I didn't always know I wanted to be a writer. It used to annoy me, when I was in my teens and just getting serious about writing and thus pretty insecure, when I'd read about authors who said they knew from when they were little kids. Like it was a calling, and since I hadn't "known" the same way, maybe I hadn't been called, and I was just kidding myself.
Obviously I didn't listen to those insecurities, 'cause here I am.
Don't get me wrong, though. I was always writing. I just didn't think of it as a career sort of thing. It was fun, an extension of the vast dramatic storylines I'd play out with plastic animals and She-Ra action figures on my bedroom carpet. (I had a love for melodrama even as a six year old. There was always the good side and the bad side, and someone from the bad side was always falling in love with someone from the good side, and having all sorts of emotional turmoil over this, and there was violence and betrayal and, y'know, all that good stuff.) My mom still has a file full of my story-writing notebooks from first and second grade: most of the stories about animals, almost all of them about cats.

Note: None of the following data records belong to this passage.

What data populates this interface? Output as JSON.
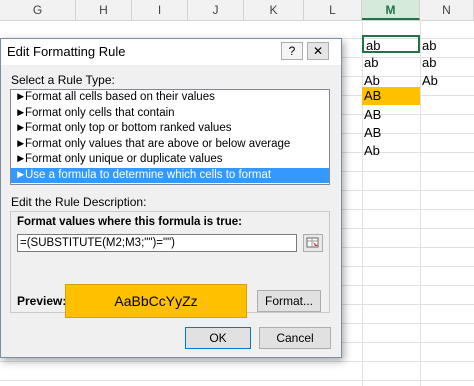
{
  "sheet": {
    "columns": [
      "G",
      "H",
      "I",
      "J",
      "K",
      "L",
      "M",
      "N"
    ],
    "active_column": "M",
    "cells_m": [
      "ab",
      "ab",
      "Ab",
      "AB",
      "AB",
      "AB",
      "Ab"
    ],
    "cells_n": [
      "ab",
      "ab",
      "Ab"
    ],
    "highlight_color": "#ffc000"
  },
  "dialog": {
    "title": "Edit Formatting Rule",
    "help_label": "?",
    "close_label": "✕",
    "rule_type_label": "Select a Rule Type:",
    "rule_types": [
      "Format all cells based on their values",
      "Format only cells that contain",
      "Format only top or bottom ranked values",
      "Format only values that are above or below average",
      "Format only unique or duplicate values",
      "Use a formula to determine which cells to format"
    ],
    "selected_rule_index": 5,
    "description_label": "Edit the Rule Description:",
    "formula_label": "Format values where this formula is true:",
    "formula_value": "=(SUBSTITUTE(M2;M3;\"\")=\"\")",
    "preview_label": "Preview:",
    "preview_text": "AaBbCcYyZz",
    "format_button": "Format...",
    "ok_button": "OK",
    "cancel_button": "Cancel"
  }
}
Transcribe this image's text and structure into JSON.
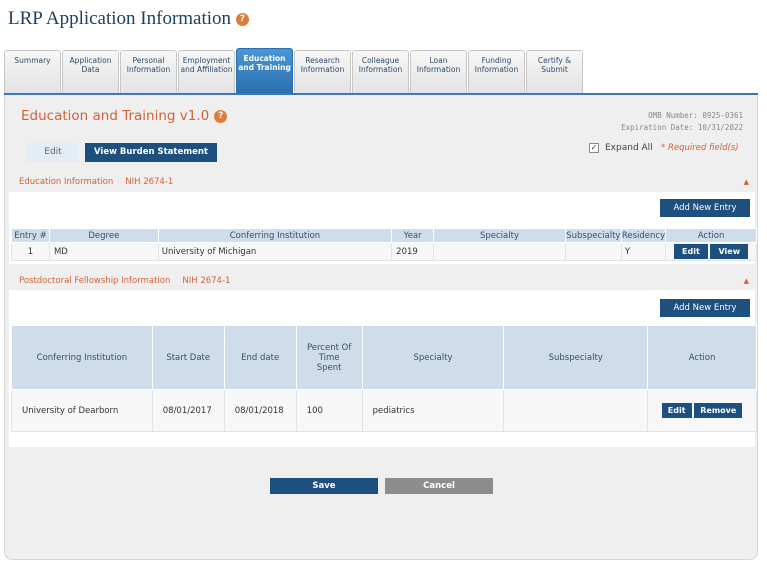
{
  "page": {
    "title": "LRP Application Information",
    "help": "?"
  },
  "tabs": [
    {
      "label": "Summary"
    },
    {
      "label": "Application Data"
    },
    {
      "label": "Personal Information"
    },
    {
      "label": "Employment and Affiliation"
    },
    {
      "label": "Education and Training"
    },
    {
      "label": "Research Information"
    },
    {
      "label": "Colleague Information"
    },
    {
      "label": "Loan Information"
    },
    {
      "label": "Funding Information"
    },
    {
      "label": "Certify & Submit"
    }
  ],
  "section": {
    "title": "Education and Training v1.0",
    "omb_number": "OMB Number: 0925-0361",
    "expiration": "Expiration Date: 10/31/2022",
    "edit_label": "Edit",
    "burden_label": "View Burden Statement",
    "expand_label": "Expand All",
    "expand_checked": "✓",
    "required_label": "* Required field(s)"
  },
  "education": {
    "heading": "Education Information",
    "form_no": "NIH 2674-1",
    "add_label": "Add New Entry",
    "columns": [
      "Entry #",
      "Degree",
      "Conferring Institution",
      "Year",
      "Specialty",
      "Subspecialty",
      "Residency",
      "Action"
    ],
    "rows": [
      {
        "entry": "1",
        "degree": "MD",
        "institution": "University of Michigan",
        "year": "2019",
        "specialty": "",
        "subspecialty": "",
        "residency": "Y",
        "edit": "Edit",
        "view": "View"
      }
    ]
  },
  "postdoc": {
    "heading": "Postdoctoral Fellowship Information",
    "form_no": "NIH 2674-1",
    "add_label": "Add New Entry",
    "columns": [
      "Conferring Institution",
      "Start Date",
      "End date",
      "Percent Of Time Spent",
      "Specialty",
      "Subspecialty",
      "Action"
    ],
    "rows": [
      {
        "institution": "University of Dearborn",
        "start": "08/01/2017",
        "end": "08/01/2018",
        "percent": "100",
        "specialty": "pediatrics",
        "subspecialty": "",
        "edit": "Edit",
        "remove": "Remove"
      }
    ]
  },
  "footer": {
    "save_label": "Save",
    "cancel_label": "Cancel"
  },
  "colors": {
    "accent": "#1d4f7f",
    "tab_active": "#2a6fb0",
    "heading": "#d0623a"
  }
}
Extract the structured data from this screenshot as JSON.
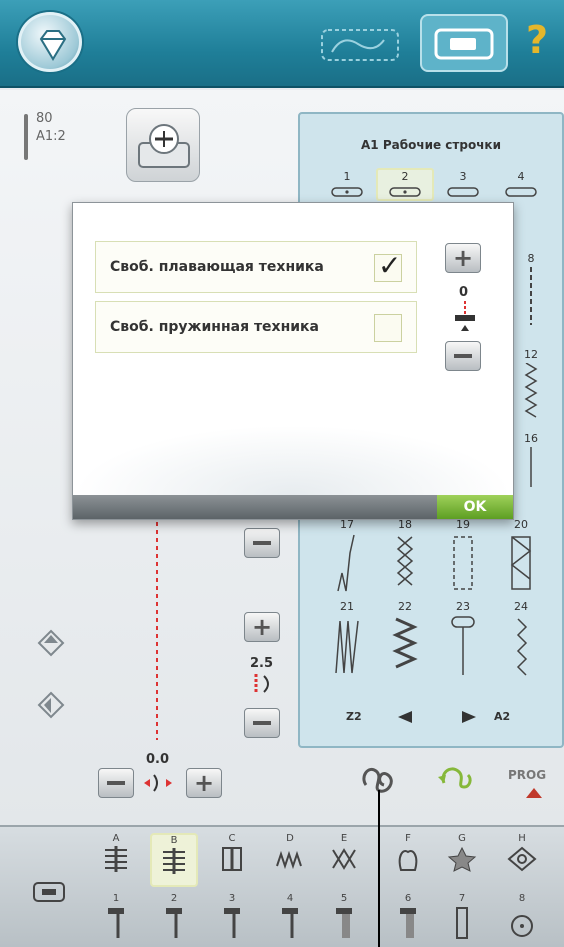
{
  "needle": {
    "size": "80",
    "code": "A1:2"
  },
  "stitch_panel": {
    "title": "A1 Рабочие строчки",
    "row1": [
      "1",
      "2",
      "3",
      "4"
    ],
    "row_right": [
      "8",
      "12",
      "16"
    ],
    "row_lower": [
      "17",
      "18",
      "19",
      "20"
    ],
    "row_bottom": [
      "21",
      "22",
      "23",
      "24"
    ],
    "nav_prev": "Z2",
    "nav_next": "A2"
  },
  "dialog": {
    "options": [
      {
        "label": "Своб. плавающая техника",
        "checked": true,
        "mark": "✓"
      },
      {
        "label": "Своб. пружинная техника",
        "checked": false,
        "mark": ""
      }
    ],
    "value": "0",
    "ok_label": "OK"
  },
  "controls": {
    "stitch_length": "2.5",
    "stitch_width": "0.0",
    "prog_label": "PROG"
  },
  "categories": {
    "top": [
      "A",
      "B",
      "C",
      "D",
      "E",
      "F",
      "G",
      "H"
    ],
    "bottom": [
      "1",
      "2",
      "3",
      "4",
      "5",
      "6",
      "7",
      "8"
    ],
    "selected": "B"
  },
  "colors": {
    "accent_teal": "#1f7f99",
    "ok_green": "#5d9e22",
    "help_yellow": "#e4b62b",
    "prog_red": "#c0392b"
  }
}
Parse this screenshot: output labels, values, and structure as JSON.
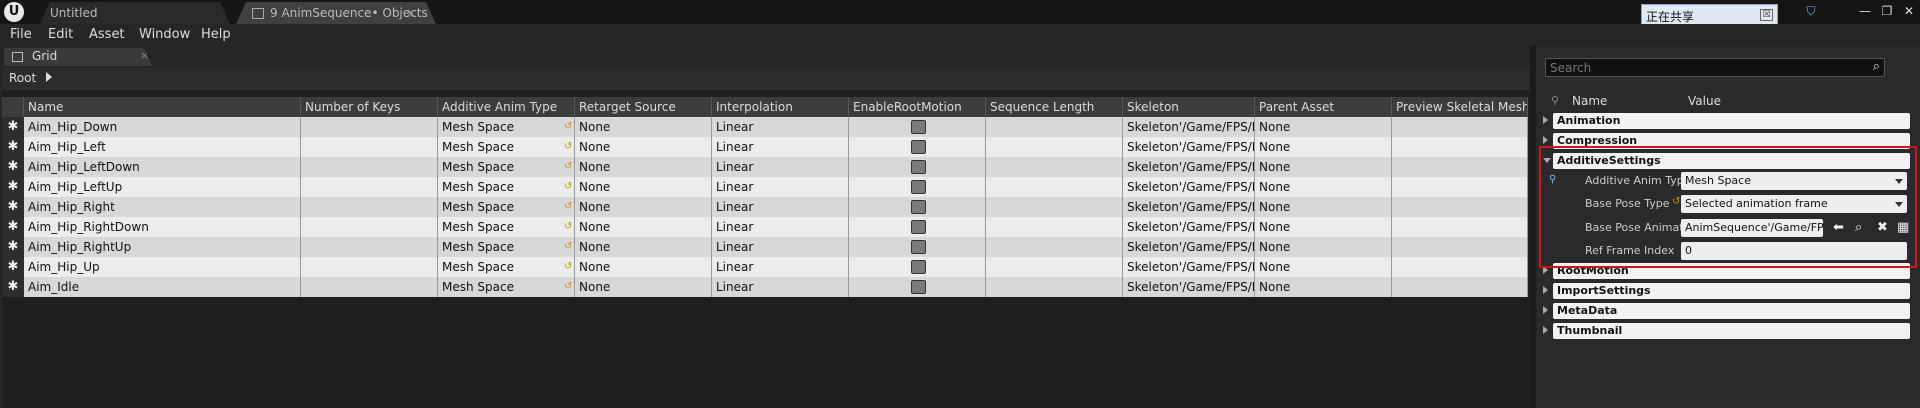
{
  "titlebar": {
    "logo_text": "U",
    "tabs": [
      {
        "label": "Untitled",
        "active": false
      },
      {
        "label": "9 AnimSequence• Objects",
        "active": true
      }
    ],
    "tab_close": "×"
  },
  "share_panel": {
    "title": "正在共享",
    "close": "☒",
    "icons": [
      "hand-icon",
      "dropdown-icon",
      "chat-icon",
      "board-icon",
      "stop-share-icon"
    ]
  },
  "window_controls": {
    "minimize": "—",
    "restore": "❐",
    "close": "✕"
  },
  "menu": {
    "items": [
      "File",
      "Edit",
      "Asset",
      "Window",
      "Help"
    ]
  },
  "grid_tab": {
    "label": "Grid",
    "close": "×"
  },
  "breadcrumb": {
    "root": "Root"
  },
  "table": {
    "columns": [
      "Name",
      "Number of Keys",
      "Additive Anim Type",
      "Retarget Source",
      "Interpolation",
      "EnableRootMotion",
      "Sequence Length",
      "Skeleton",
      "Parent Asset",
      "Preview Skeletal Mesh"
    ],
    "rows": [
      {
        "name": "Aim_Hip_Down",
        "keys": "",
        "additive": "Mesh Space",
        "retarget": "None",
        "interp": "Linear",
        "root_motion": false,
        "seq_len": "",
        "skeleton": "Skeleton'/Game/FPS/M",
        "parent": "None",
        "preview": ""
      },
      {
        "name": "Aim_Hip_Left",
        "keys": "",
        "additive": "Mesh Space",
        "retarget": "None",
        "interp": "Linear",
        "root_motion": false,
        "seq_len": "",
        "skeleton": "Skeleton'/Game/FPS/M",
        "parent": "None",
        "preview": ""
      },
      {
        "name": "Aim_Hip_LeftDown",
        "keys": "",
        "additive": "Mesh Space",
        "retarget": "None",
        "interp": "Linear",
        "root_motion": false,
        "seq_len": "",
        "skeleton": "Skeleton'/Game/FPS/M",
        "parent": "None",
        "preview": ""
      },
      {
        "name": "Aim_Hip_LeftUp",
        "keys": "",
        "additive": "Mesh Space",
        "retarget": "None",
        "interp": "Linear",
        "root_motion": false,
        "seq_len": "",
        "skeleton": "Skeleton'/Game/FPS/M",
        "parent": "None",
        "preview": ""
      },
      {
        "name": "Aim_Hip_Right",
        "keys": "",
        "additive": "Mesh Space",
        "retarget": "None",
        "interp": "Linear",
        "root_motion": false,
        "seq_len": "",
        "skeleton": "Skeleton'/Game/FPS/M",
        "parent": "None",
        "preview": ""
      },
      {
        "name": "Aim_Hip_RightDown",
        "keys": "",
        "additive": "Mesh Space",
        "retarget": "None",
        "interp": "Linear",
        "root_motion": false,
        "seq_len": "",
        "skeleton": "Skeleton'/Game/FPS/M",
        "parent": "None",
        "preview": ""
      },
      {
        "name": "Aim_Hip_RightUp",
        "keys": "",
        "additive": "Mesh Space",
        "retarget": "None",
        "interp": "Linear",
        "root_motion": false,
        "seq_len": "",
        "skeleton": "Skeleton'/Game/FPS/M",
        "parent": "None",
        "preview": ""
      },
      {
        "name": "Aim_Hip_Up",
        "keys": "",
        "additive": "Mesh Space",
        "retarget": "None",
        "interp": "Linear",
        "root_motion": false,
        "seq_len": "",
        "skeleton": "Skeleton'/Game/FPS/M",
        "parent": "None",
        "preview": ""
      },
      {
        "name": "Aim_Idle",
        "keys": "",
        "additive": "Mesh Space",
        "retarget": "None",
        "interp": "Linear",
        "root_motion": false,
        "seq_len": "",
        "skeleton": "Skeleton'/Game/FPS/M",
        "parent": "None",
        "preview": ""
      }
    ],
    "row_head_glyph": "✱",
    "stripe_colors": [
      "#d8d8d8",
      "#ececec"
    ]
  },
  "details": {
    "search_placeholder": "Search",
    "header": {
      "name": "Name",
      "value": "Value"
    },
    "categories": {
      "animation": "Animation",
      "compression": "Compression",
      "additive": "AdditiveSettings",
      "rootmotion": "RootMotion",
      "import": "ImportSettings",
      "metadata": "MetaData",
      "thumbnail": "Thumbnail"
    },
    "props": {
      "additive_type_label": "Additive Anim Type",
      "additive_type_value": "Mesh Space",
      "base_pose_type_label": "Base Pose Type",
      "base_pose_type_value": "Selected animation frame",
      "base_pose_anim_label": "Base Pose Animation",
      "base_pose_anim_value": "AnimSequence'/Game/FPS",
      "ref_frame_label": "Ref Frame Index",
      "ref_frame_value": "0"
    },
    "highlight_color": "#d01818"
  }
}
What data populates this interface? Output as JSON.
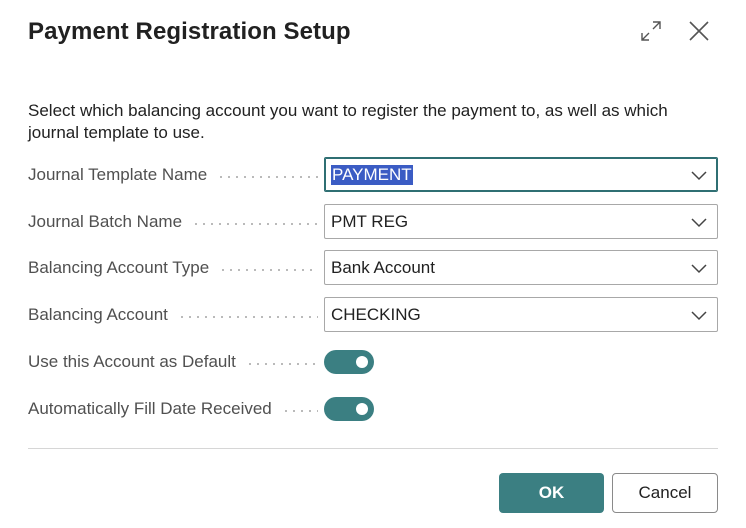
{
  "dialog": {
    "title": "Payment Registration Setup",
    "instruction": "Select which balancing account you want to register the payment to, as well as which journal template to use."
  },
  "fields": {
    "journal_template": {
      "label": "Journal Template Name",
      "value": "PAYMENT"
    },
    "journal_batch": {
      "label": "Journal Batch Name",
      "value": "PMT REG"
    },
    "balancing_account_type": {
      "label": "Balancing Account Type",
      "value": "Bank Account"
    },
    "balancing_account": {
      "label": "Balancing Account",
      "value": "CHECKING"
    },
    "use_as_default": {
      "label": "Use this Account as Default",
      "checked": true
    },
    "auto_fill_date": {
      "label": "Automatically Fill Date Received",
      "checked": true
    }
  },
  "buttons": {
    "ok": "OK",
    "cancel": "Cancel"
  },
  "colors": {
    "accent": "#3b7f82",
    "selection": "#3b5cc4"
  },
  "icons": {
    "expand": "expand-icon",
    "close": "close-icon",
    "dropdown": "chevron-down-icon"
  }
}
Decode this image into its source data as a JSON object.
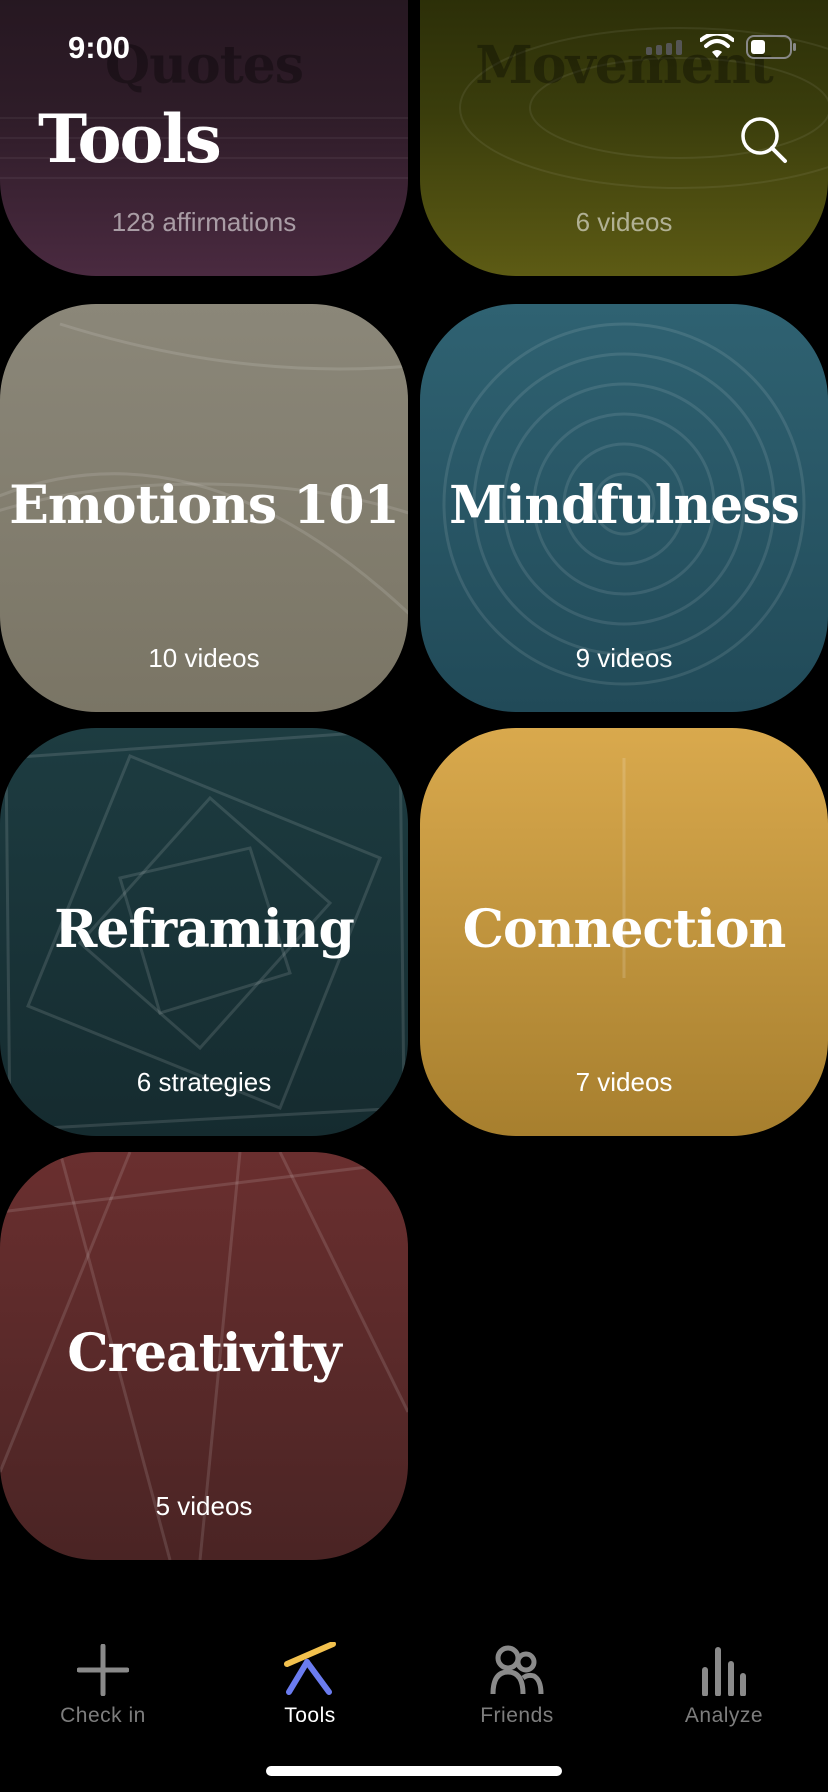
{
  "status_bar": {
    "time": "9:00"
  },
  "header": {
    "title": "Tools"
  },
  "tiles": [
    {
      "title": "Quotes",
      "subtitle": "128 affirmations"
    },
    {
      "title": "Movement",
      "subtitle": "6 videos"
    },
    {
      "title": "Emotions 101",
      "subtitle": "10 videos"
    },
    {
      "title": "Mindfulness",
      "subtitle": "9 videos"
    },
    {
      "title": "Reframing",
      "subtitle": "6 strategies"
    },
    {
      "title": "Connection",
      "subtitle": "7 videos"
    },
    {
      "title": "Creativity",
      "subtitle": "5 videos"
    }
  ],
  "tabbar": {
    "items": [
      {
        "label": "Check in",
        "icon": "plus-icon"
      },
      {
        "label": "Tools",
        "icon": "tools-icon",
        "active": true
      },
      {
        "label": "Friends",
        "icon": "friends-icon"
      },
      {
        "label": "Analyze",
        "icon": "bars-icon"
      }
    ]
  },
  "colors": {
    "quotes": "#2e1c28",
    "movement": "#3a3d0c",
    "emotions": "#8b8779",
    "mindfulness": "#2f6272",
    "reframing": "#1d3c41",
    "connection": "#d9a94d",
    "creativity": "#5a2a2a",
    "tools_icon_yellow": "#f2c14e",
    "tools_icon_blue": "#6b7cf0"
  }
}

Why cats? I loved 'em, liked all animals, still do. For a long time I thought I was going to be a veterinarian. That was the career plan. I'd still be writing, of course, but that wasn't work.
Somewhere around grade five, I realized that maybe writing could be more than fun. I remember my teacher picking out my story out of the whole class's and reading it aloud as an example of really great writing. And this was a teacher I admired, so it meant a lot. I started thinking, well, maybe I could be a vet and a writer. Like James Herriot. Perfect.
I think it was in junior high that I finally dropped the vet part. I'd seen a few of the family cats come and go by that point, and a couple of my own hamsters, and it occurred to me that I'd really hate to be the one to tell someone that because I couldn't save their pet, it had died. Too much responsibility. Also, the writing bug had thoroughly infected me by that point. I was starting (but not finishing) novels, and writing novelesque stories that reached up to 60 pages.
Which isn't to say I decided I was going to be an all-out writer. I just decided I was going to do as much writing as possible while having some non-vet career at the same time. See, my parents, while supportive, were also very practical, and they made darn sure that I knew the story writing wasn't going to support me at first, or even necessarily in the long run. (To be fair, I should note that they also suggested lots of ways I could make a more stable career out of writing--e.g., going into journalism.)
They were right, and I'm glad I believed them. That practicality, along with more than a little luck, has ended me up in a position where I can work part time at a good job, and make enough to spend the rest of the time on my writing.
In short, I knew I wanted not just to write, but to be a writer, when I was about 13 years old.
Back in the present, I have only one thing to announce. I now consider myself to be halfway through Merry-Go-Round! (This is based on the premise that, since all my other novels ended up being almost exactly 60,000 words, this one probably will, too. And I just passed 30,000. I do not know why I always write to 60,000 words. That just happens to be how long my ideas are, most of the time.)